Morality should often be secretive, for morality is vulnerable while it is maturing. For now, I hide myself and my morality in open view, in words illegible to all but me. What is not yet readable may become so, and what is not writable as well, if one develops one's skills to match humanity's. My being uncomprehended is only humanity's incomprehension. It is a small thing.
Who I am cannot yet survive abstraction. My attempts at picturing myself -- attempts made before I chose between style and vision as methods of self-creation, thus attempts to combine the two -- turned on me and became monstrous, so that I next had to write weapons against them. In one such attempt, I tried to convert a capacity for flight (which I foolishly called draconic) into a gift for others, into an ornithopter many could fly, but I built it before realizing there were intimacies between flight, insanity, and my specific evil. In another such attempt, I thought to make myself the equal of one of this world's histories: I conceived in myself a vastness and a vacancy suitable for an entire human endeavour, namely philosophy. But to complete myself I must undo a mistaken myself. I can no longer simply decide what I will become, which is to say that a decision is now only an initial stage in the transformation. Rather, I must limit the limitless within my appetites and personality: I must give my greed for knowledge an intelligible form, then my virtues and vices an isolating particularity. I need limitation, constraint and form, else I die mediocre. So: I set out! I am thus bound.
Call mine the crisis of insanity. As far as my ideas are concerned, am I divine or not? What powers of shaping and reshaping do I possess? These forms of fisher and fox, how much may they be me? My impositions have already begun to take shape. I have found, and will find again, parts of identity situated in the past -- I mean not only my little past -- there to be left discarded, claimed for my own, or pursued as though alive. Learn as we may, we still do not know how we are to become.

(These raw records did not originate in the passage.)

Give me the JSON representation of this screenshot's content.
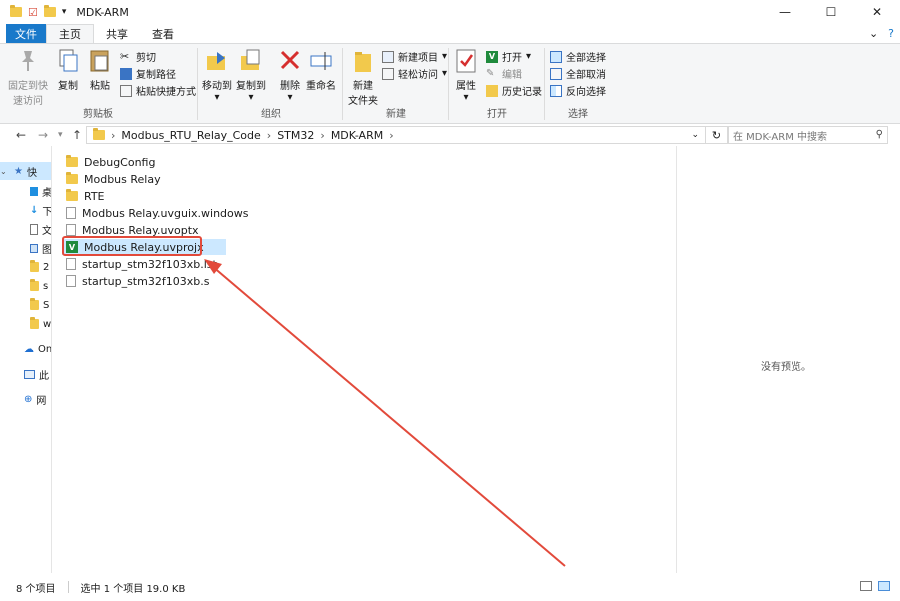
{
  "window": {
    "title": "MDK-ARM"
  },
  "tabs": {
    "file": "文件",
    "home": "主页",
    "share": "共享",
    "view": "查看"
  },
  "ribbon": {
    "clipboard": {
      "pin_line1": "固定到快",
      "pin_line2": "速访问",
      "copy": "复制",
      "paste": "粘贴",
      "cut": "剪切",
      "copy_path": "复制路径",
      "paste_shortcut": "粘贴快捷方式",
      "label": "剪贴板"
    },
    "organize": {
      "move_to": "移动到",
      "copy_to": "复制到",
      "delete": "删除",
      "rename": "重命名",
      "label": "组织"
    },
    "new": {
      "new_folder_line1": "新建",
      "new_folder_line2": "文件夹",
      "new_item": "新建项目",
      "easy_access": "轻松访问",
      "label": "新建"
    },
    "open": {
      "properties": "属性",
      "open": "打开",
      "edit": "编辑",
      "history": "历史记录",
      "label": "打开"
    },
    "select": {
      "select_all": "全部选择",
      "select_none": "全部取消",
      "invert": "反向选择",
      "label": "选择"
    }
  },
  "address": {
    "breadcrumbs": [
      "Modbus_RTU_Relay_Code",
      "STM32",
      "MDK-ARM"
    ],
    "search_placeholder": "在 MDK-ARM 中搜索"
  },
  "nav": {
    "items": [
      {
        "label": "快",
        "icon": "star-icon",
        "selected": true
      },
      {
        "label": "桌",
        "icon": "desktop-icon"
      },
      {
        "label": "下",
        "icon": "download-icon"
      },
      {
        "label": "文",
        "icon": "document-icon"
      },
      {
        "label": "图",
        "icon": "picture-icon"
      },
      {
        "label": "2",
        "icon": "folder-icon"
      },
      {
        "label": "s",
        "icon": "folder-icon"
      },
      {
        "label": "S",
        "icon": "folder-icon"
      },
      {
        "label": "w",
        "icon": "folder-icon"
      },
      {
        "label": "On",
        "icon": "cloud-icon"
      },
      {
        "label": "此",
        "icon": "computer-icon"
      },
      {
        "label": "网",
        "icon": "network-icon"
      }
    ]
  },
  "files": [
    {
      "name": "DebugConfig",
      "type": "folder"
    },
    {
      "name": "Modbus Relay",
      "type": "folder"
    },
    {
      "name": "RTE",
      "type": "folder"
    },
    {
      "name": "Modbus Relay.uvguix.windows",
      "type": "file"
    },
    {
      "name": "Modbus Relay.uvoptx",
      "type": "file"
    },
    {
      "name": "Modbus Relay.uvprojx",
      "type": "project",
      "selected": true
    },
    {
      "name": "startup_stm32f103xb.lst",
      "type": "file"
    },
    {
      "name": "startup_stm32f103xb.s",
      "type": "file"
    }
  ],
  "preview": {
    "text": "没有预览。"
  },
  "status": {
    "count": "8 个项目",
    "selection": "选中 1 个项目  19.0 KB"
  },
  "colors": {
    "accent": "#1979ca",
    "selection": "#cce8ff",
    "annotation": "#e24a3b"
  }
}
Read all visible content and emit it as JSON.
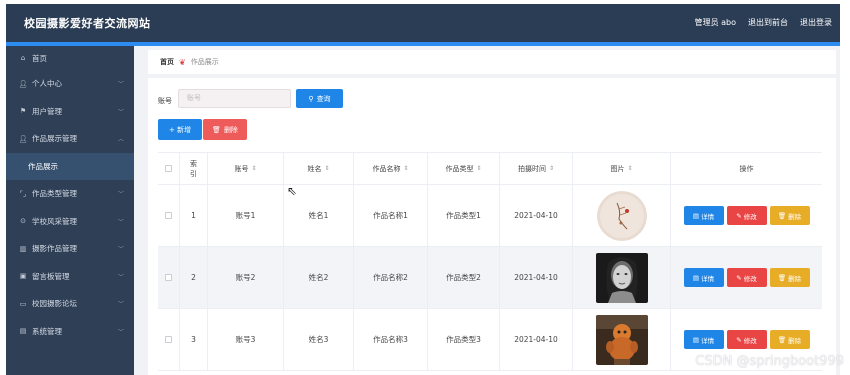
{
  "app": {
    "title": "校园摄影爱好者交流网站",
    "admin_label": "管理员 abo",
    "back_to_front": "退出到前台",
    "logout": "退出登录"
  },
  "colors": {
    "topbar": "#2b3d55",
    "sidebar": "#2f3f55",
    "primary": "#1f86e8",
    "danger": "#ea4545",
    "warning": "#e8ad27"
  },
  "sidebar": {
    "items": [
      {
        "label": "首页",
        "icon": "home-icon"
      },
      {
        "label": "个人中心",
        "icon": "user-icon"
      },
      {
        "label": "用户管理",
        "icon": "flag-icon"
      },
      {
        "label": "作品展示管理",
        "icon": "user-icon"
      },
      {
        "label": "作品展示",
        "icon": ""
      },
      {
        "label": "作品类型管理",
        "icon": "bracket-icon"
      },
      {
        "label": "学校风采管理",
        "icon": "compass-icon"
      },
      {
        "label": "摄影作品管理",
        "icon": "bank-icon"
      },
      {
        "label": "留言板管理",
        "icon": "message-icon"
      },
      {
        "label": "校园摄影论坛",
        "icon": "monitor-icon"
      },
      {
        "label": "系统管理",
        "icon": "chart-icon"
      }
    ]
  },
  "breadcrumb": {
    "home": "首页",
    "current": "作品展示"
  },
  "search": {
    "label": "账号",
    "placeholder": "账号",
    "button": "查询"
  },
  "toolbar": {
    "add": "+ 新增",
    "delete": "删除"
  },
  "table": {
    "headers": {
      "index": "索引",
      "account": "账号",
      "name": "姓名",
      "work_name": "作品名称",
      "work_type": "作品类型",
      "shot_time": "拍摄时间",
      "image": "图片",
      "ops": "操作"
    },
    "rows": [
      {
        "index": "1",
        "account": "账号1",
        "name": "姓名1",
        "work_name": "作品名称1",
        "work_type": "作品类型1",
        "shot_time": "2021-04-10",
        "image": "sketch-photo"
      },
      {
        "index": "2",
        "account": "账号2",
        "name": "姓名2",
        "work_name": "作品名称2",
        "work_type": "作品类型2",
        "shot_time": "2021-04-10",
        "image": "portrait-photo"
      },
      {
        "index": "3",
        "account": "账号3",
        "name": "姓名3",
        "work_name": "作品名称3",
        "work_type": "作品类型3",
        "shot_time": "2021-04-10",
        "image": "toy-photo"
      }
    ],
    "op_labels": {
      "detail": "详情",
      "edit": "修改",
      "remove": "删除"
    }
  },
  "watermark": "CSDN @springboot999"
}
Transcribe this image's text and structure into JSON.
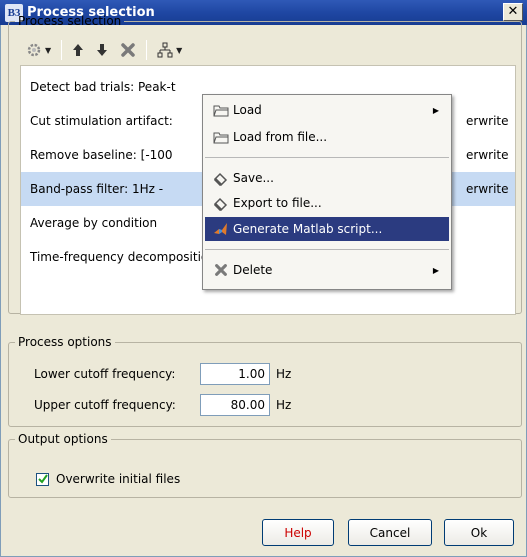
{
  "window": {
    "title": "Process selection",
    "app_icon": "B3",
    "close_glyph": "✕"
  },
  "groups": {
    "process": "Process selection",
    "options": "Process options",
    "output": "Output options"
  },
  "toolbar": {
    "icons": [
      "gear-icon",
      "arrow-up-icon",
      "arrow-down-icon",
      "delete-icon",
      "pipeline-icon"
    ]
  },
  "process_list": [
    {
      "label": "Detect bad trials: Peak-t",
      "suffix": ""
    },
    {
      "label": "Cut stimulation artifact:",
      "suffix": "erwrite"
    },
    {
      "label": "Remove baseline: [-100",
      "suffix": "erwrite"
    },
    {
      "label": "Band-pass filter: 1Hz -",
      "suffix": "erwrite",
      "selected": true
    },
    {
      "label": "Average by condition",
      "suffix": ""
    },
    {
      "label": "Time-frequency decomposition",
      "suffix": ""
    }
  ],
  "menu": {
    "items": [
      {
        "label": "Load",
        "icon": "folder-icon",
        "submenu": true
      },
      {
        "label": "Load from file...",
        "icon": "folder-icon",
        "submenu": false
      },
      {
        "label": "Save...",
        "icon": "save-icon",
        "submenu": false
      },
      {
        "label": "Export to file...",
        "icon": "save-icon",
        "submenu": false
      },
      {
        "label": "Generate Matlab script...",
        "icon": "matlab-icon",
        "submenu": false,
        "highlighted": true
      },
      {
        "label": "Delete",
        "icon": "delete-icon",
        "submenu": true
      }
    ]
  },
  "options": {
    "lower_label": "Lower cutoff frequency:",
    "lower_value": "1.00",
    "upper_label": "Upper cutoff frequency:",
    "upper_value": "80.00",
    "unit": "Hz"
  },
  "output": {
    "overwrite_label": "Overwrite initial files",
    "overwrite_checked": true
  },
  "buttons": {
    "help": "Help",
    "cancel": "Cancel",
    "ok": "Ok"
  },
  "colors": {
    "titlebar": "#1f47a3",
    "selection": "#c6daf3",
    "menu_highlight": "#2b3b80",
    "help_text": "#cc0000"
  }
}
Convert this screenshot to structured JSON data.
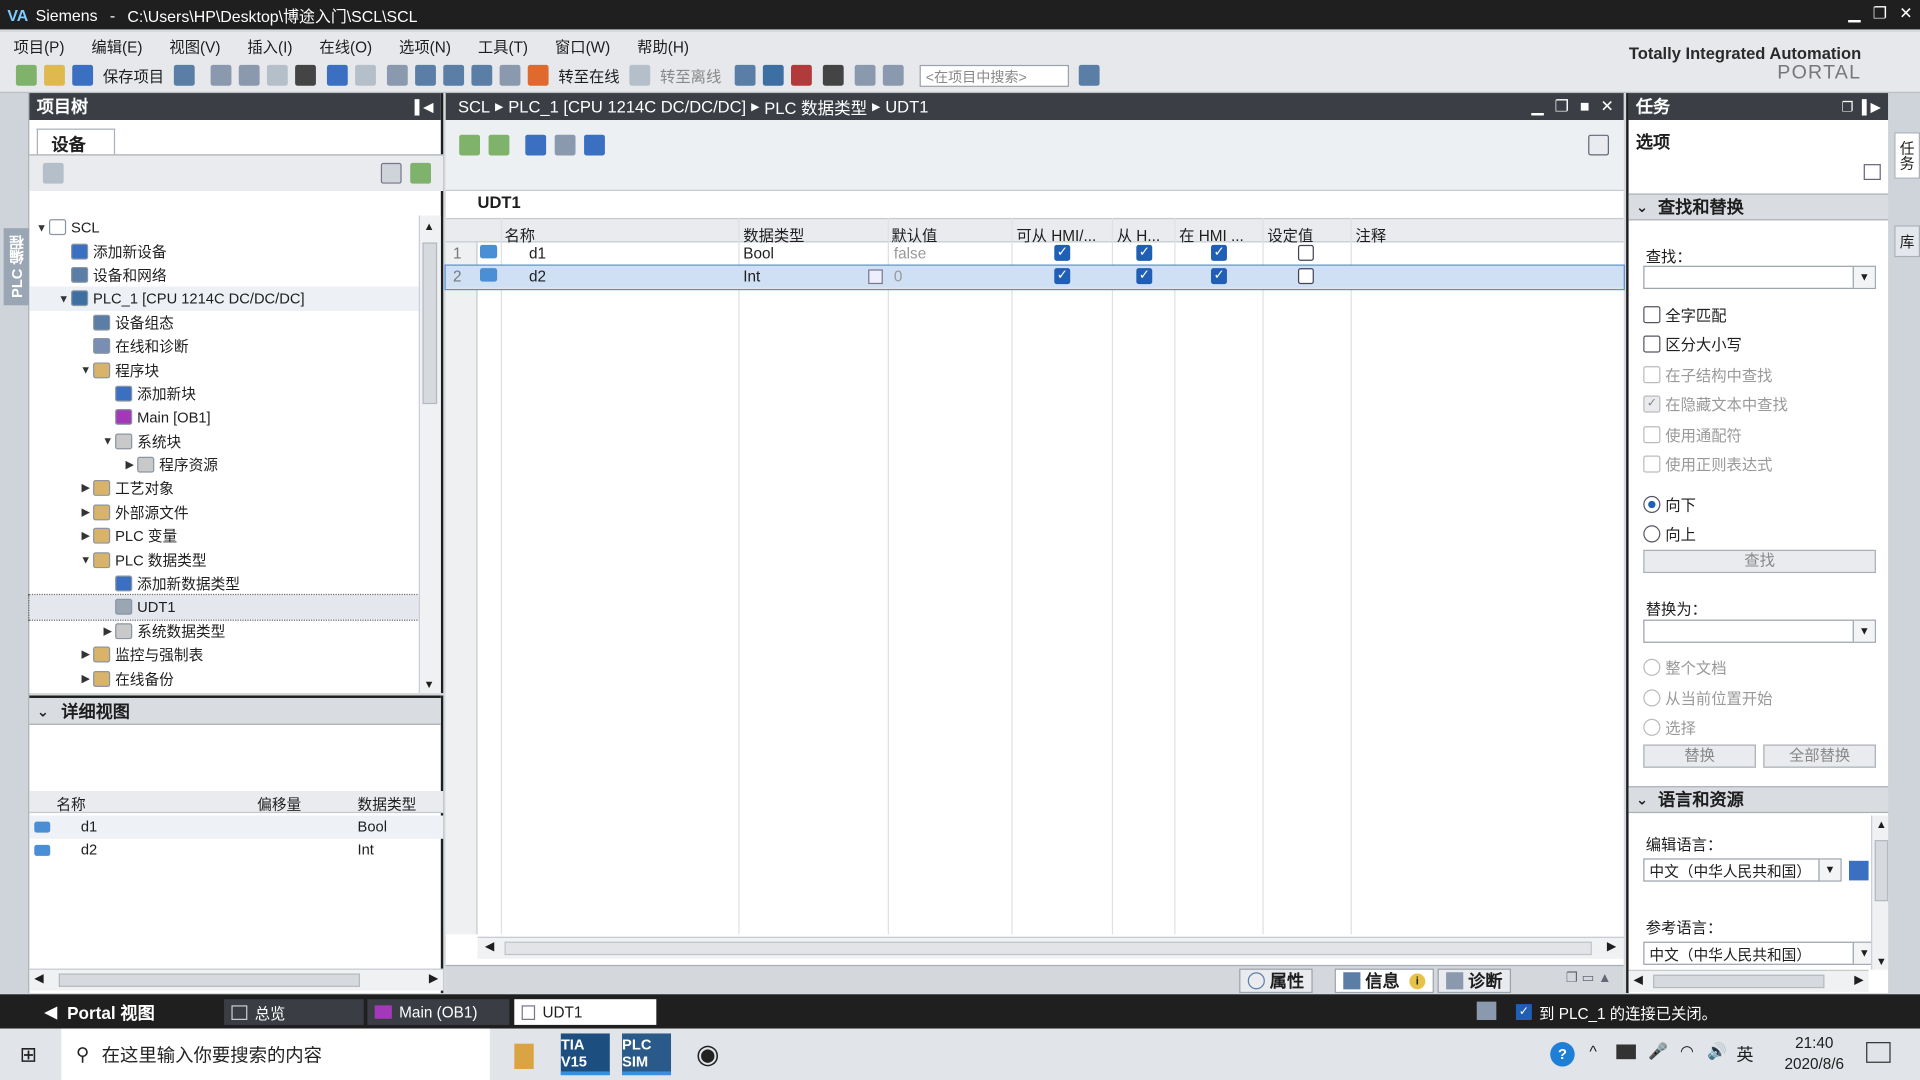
{
  "window": {
    "title_app": "Siemens",
    "title_path": "C:\\Users\\HP\\Desktop\\博途入门\\SCL\\SCL"
  },
  "menu": [
    "项目(P)",
    "编辑(E)",
    "视图(V)",
    "插入(I)",
    "在线(O)",
    "选项(N)",
    "工具(T)",
    "窗口(W)",
    "帮助(H)"
  ],
  "toolbar": {
    "save_label": "保存项目",
    "go_online": "转至在线",
    "go_offline": "转至离线",
    "search_placeholder": "<在项目中搜索>"
  },
  "brand": {
    "line1": "Totally Integrated Automation",
    "line2": "PORTAL"
  },
  "left_strip": "PLC 编程",
  "project_tree": {
    "title": "项目树",
    "tab": "设备",
    "items": [
      {
        "label": "SCL",
        "level": 0,
        "arrow": "▼",
        "icon": "project-icon",
        "color": "#ffffff"
      },
      {
        "label": "添加新设备",
        "level": 1,
        "arrow": "",
        "icon": "add-device-icon",
        "color": "#3a6fc1"
      },
      {
        "label": "设备和网络",
        "level": 1,
        "arrow": "",
        "icon": "network-icon",
        "color": "#5a7ea6"
      },
      {
        "label": "PLC_1 [CPU 1214C DC/DC/DC]",
        "level": 1,
        "arrow": "▼",
        "icon": "plc-icon",
        "color": "#3d6fa3"
      },
      {
        "label": "设备组态",
        "level": 2,
        "arrow": "",
        "icon": "device-config-icon",
        "color": "#5a7ea6"
      },
      {
        "label": "在线和诊断",
        "level": 2,
        "arrow": "",
        "icon": "diagnostics-icon",
        "color": "#7a8db3"
      },
      {
        "label": "程序块",
        "level": 2,
        "arrow": "▼",
        "icon": "folder-icon",
        "color": "#d9b36a"
      },
      {
        "label": "添加新块",
        "level": 3,
        "arrow": "",
        "icon": "add-block-icon",
        "color": "#3a6fc1"
      },
      {
        "label": "Main [OB1]",
        "level": 3,
        "arrow": "",
        "icon": "ob-icon",
        "color": "#a339b8"
      },
      {
        "label": "系统块",
        "level": 3,
        "arrow": "▼",
        "icon": "folder-icon",
        "color": "#c9c9c9"
      },
      {
        "label": "程序资源",
        "level": 4,
        "arrow": "▶",
        "icon": "folder-icon",
        "color": "#c9c9c9"
      },
      {
        "label": "工艺对象",
        "level": 2,
        "arrow": "▶",
        "icon": "tech-object-icon",
        "color": "#d9b36a"
      },
      {
        "label": "外部源文件",
        "level": 2,
        "arrow": "▶",
        "icon": "source-file-icon",
        "color": "#d9b36a"
      },
      {
        "label": "PLC 变量",
        "level": 2,
        "arrow": "▶",
        "icon": "tags-icon",
        "color": "#d9b36a"
      },
      {
        "label": "PLC 数据类型",
        "level": 2,
        "arrow": "▼",
        "icon": "datatype-folder-icon",
        "color": "#d9b36a"
      },
      {
        "label": "添加新数据类型",
        "level": 3,
        "arrow": "",
        "icon": "add-datatype-icon",
        "color": "#3a6fc1"
      },
      {
        "label": "UDT1",
        "level": 3,
        "arrow": "",
        "icon": "udt-icon",
        "color": "#9aa6b3"
      },
      {
        "label": "系统数据类型",
        "level": 3,
        "arrow": "▶",
        "icon": "folder-icon",
        "color": "#c9c9c9"
      },
      {
        "label": "监控与强制表",
        "level": 2,
        "arrow": "▶",
        "icon": "watch-table-icon",
        "color": "#d9b36a"
      },
      {
        "label": "在线备份",
        "level": 2,
        "arrow": "▶",
        "icon": "backup-icon",
        "color": "#d9b36a"
      }
    ]
  },
  "detail_view": {
    "title": "详细视图",
    "columns": [
      "名称",
      "偏移量",
      "数据类型"
    ],
    "rows": [
      {
        "name": "d1",
        "offset": "",
        "type": "Bool"
      },
      {
        "name": "d2",
        "offset": "",
        "type": "Int"
      }
    ]
  },
  "editor": {
    "breadcrumb": [
      "SCL",
      "PLC_1 [CPU 1214C DC/DC/DC]",
      "PLC 数据类型",
      "UDT1"
    ],
    "udt_name": "UDT1",
    "columns": [
      "名称",
      "数据类型",
      "默认值",
      "可从 HMI/...",
      "从 H...",
      "在 HMI ...",
      "设定值",
      "注释"
    ],
    "rows": [
      {
        "no": "1",
        "name": "d1",
        "type": "Bool",
        "default": "false",
        "hmi_access": true,
        "hmi_write": true,
        "hmi_visible": true,
        "setpoint": false,
        "comment": ""
      },
      {
        "no": "2",
        "name": "d2",
        "type": "Int",
        "default": "0",
        "hmi_access": true,
        "hmi_write": true,
        "hmi_visible": true,
        "setpoint": false,
        "comment": ""
      }
    ],
    "bottom_tabs": [
      "属性",
      "信息",
      "诊断"
    ]
  },
  "tasks": {
    "title": "任务",
    "options_label": "选项",
    "find_replace": {
      "title": "查找和替换",
      "find_label": "查找：",
      "options": [
        {
          "label": "全字匹配",
          "checked": false,
          "disabled": false
        },
        {
          "label": "区分大小写",
          "checked": false,
          "disabled": false
        },
        {
          "label": "在子结构中查找",
          "checked": false,
          "disabled": true
        },
        {
          "label": "在隐藏文本中查找",
          "checked": true,
          "disabled": true
        },
        {
          "label": "使用通配符",
          "checked": false,
          "disabled": true
        },
        {
          "label": "使用正则表达式",
          "checked": false,
          "disabled": true
        }
      ],
      "direction": [
        {
          "label": "向下",
          "selected": true
        },
        {
          "label": "向上",
          "selected": false
        }
      ],
      "find_button": "查找",
      "replace_label": "替换为：",
      "scope": [
        {
          "label": "整个文档"
        },
        {
          "label": "从当前位置开始"
        },
        {
          "label": "选择"
        }
      ],
      "replace_button": "替换",
      "replace_all_button": "全部替换"
    },
    "language": {
      "title": "语言和资源",
      "edit_lang_label": "编辑语言：",
      "edit_lang_value": "中文（中华人民共和国）",
      "ref_lang_label": "参考语言：",
      "ref_lang_value": "中文（中华人民共和国）"
    }
  },
  "right_strip": [
    "任务",
    "库"
  ],
  "portal_bar": {
    "portal_view": "Portal 视图",
    "tabs": [
      "总览",
      "Main (OB1)",
      "UDT1"
    ],
    "status": "到 PLC_1 的连接已关闭。"
  },
  "taskbar": {
    "search_placeholder": "在这里输入你要搜索的内容",
    "apps": [
      "TIA V15",
      "PLC SIM"
    ],
    "ime": "英",
    "time": "21:40",
    "date": "2020/8/6"
  }
}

A fantasy that has been kept, but which cannot nourish you, becomes a delusion. A dream that has been held back from influencing your life becomes a vanity or conceit. An ambition that does not become reality is simply a failure. But I have been a mere staging ground for such creative processes too often: now, I want to no longer value everything worth valuing. I carry the hope that someday there will be things, good things, that I can see and like without arrogance, for I do not extend to them. They will be things beyond me. It is the hope that there will be that which I can fully not be; it is an answer, it is not the only answer: arrogance ends where I end.